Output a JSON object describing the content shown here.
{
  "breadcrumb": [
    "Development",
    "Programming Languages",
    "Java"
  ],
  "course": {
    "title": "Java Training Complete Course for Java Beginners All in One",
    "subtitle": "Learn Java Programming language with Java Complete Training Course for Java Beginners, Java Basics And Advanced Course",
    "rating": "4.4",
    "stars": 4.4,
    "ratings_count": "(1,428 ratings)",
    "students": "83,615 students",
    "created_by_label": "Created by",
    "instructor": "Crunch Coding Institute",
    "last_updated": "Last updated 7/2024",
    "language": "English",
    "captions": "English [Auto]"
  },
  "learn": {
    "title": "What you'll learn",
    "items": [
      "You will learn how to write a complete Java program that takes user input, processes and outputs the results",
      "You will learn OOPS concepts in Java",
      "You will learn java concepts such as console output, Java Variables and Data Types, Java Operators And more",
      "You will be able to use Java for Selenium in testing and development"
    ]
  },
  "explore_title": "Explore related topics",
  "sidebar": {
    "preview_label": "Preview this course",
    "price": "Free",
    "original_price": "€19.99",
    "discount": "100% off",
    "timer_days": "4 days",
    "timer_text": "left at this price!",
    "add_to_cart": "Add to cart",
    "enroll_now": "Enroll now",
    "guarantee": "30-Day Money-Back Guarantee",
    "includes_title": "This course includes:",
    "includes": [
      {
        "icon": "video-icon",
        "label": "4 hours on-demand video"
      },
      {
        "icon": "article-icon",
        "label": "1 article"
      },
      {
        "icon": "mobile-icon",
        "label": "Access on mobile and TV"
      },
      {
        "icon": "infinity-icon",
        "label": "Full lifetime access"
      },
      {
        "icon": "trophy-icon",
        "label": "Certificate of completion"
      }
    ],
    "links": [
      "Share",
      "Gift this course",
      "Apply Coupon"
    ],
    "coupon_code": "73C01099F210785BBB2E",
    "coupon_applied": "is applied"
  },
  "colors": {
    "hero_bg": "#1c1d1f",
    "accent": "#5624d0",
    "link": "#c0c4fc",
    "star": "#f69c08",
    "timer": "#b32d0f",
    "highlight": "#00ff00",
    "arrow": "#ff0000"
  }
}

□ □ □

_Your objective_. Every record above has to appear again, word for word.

_Response to the exercise_.
Output a JSON object describing the content shown here.
{
  "breadcrumb": [
    "Development",
    "Programming Languages",
    "Java"
  ],
  "course": {
    "title": "Java Training Complete Course for Java Beginners All in One",
    "subtitle": "Learn Java Programming language with Java Complete Training Course for Java Beginners, Java Basics And Advanced Course",
    "rating": "4.4",
    "stars": 4.4,
    "ratings_count": "(1,428 ratings)",
    "students": "83,615 students",
    "created_by_label": "Created by",
    "instructor": "Crunch Coding Institute",
    "last_updated": "Last updated 7/2024",
    "language": "English",
    "captions": "English [Auto]"
  },
  "learn": {
    "title": "What you'll learn",
    "items": [
      "You will learn how to write a complete Java program that takes user input, processes and outputs the results",
      "You will learn OOPS concepts in Java",
      "You will learn java concepts such as console output, Java Variables and Data Types, Java Operators And more",
      "You will be able to use Java for Selenium in testing and development"
    ]
  },
  "explore_title": "Explore related topics",
  "sidebar": {
    "preview_label": "Preview this course",
    "price": "Free",
    "original_price": "€19.99",
    "discount": "100% off",
    "timer_days": "4 days",
    "timer_text": "left at this price!",
    "add_to_cart": "Add to cart",
    "enroll_now": "Enroll now",
    "guarantee": "30-Day Money-Back Guarantee",
    "includes_title": "This course includes:",
    "includes": [
      {
        "icon": "video-icon",
        "label": "4 hours on-demand video"
      },
      {
        "icon": "article-icon",
        "label": "1 article"
      },
      {
        "icon": "mobile-icon",
        "label": "Access on mobile and TV"
      },
      {
        "icon": "infinity-icon",
        "label": "Full lifetime access"
      },
      {
        "icon": "trophy-icon",
        "label": "Certificate of completion"
      }
    ],
    "links": [
      "Share",
      "Gift this course",
      "Apply Coupon"
    ],
    "coupon_code": "73C01099F210785BBB2E",
    "coupon_applied": "is applied"
  },
  "colors": {
    "hero_bg": "#1c1d1f",
    "accent": "#5624d0",
    "link": "#c0c4fc",
    "star": "#f69c08",
    "timer": "#b32d0f",
    "highlight": "#00ff00",
    "arrow": "#ff0000"
  }
}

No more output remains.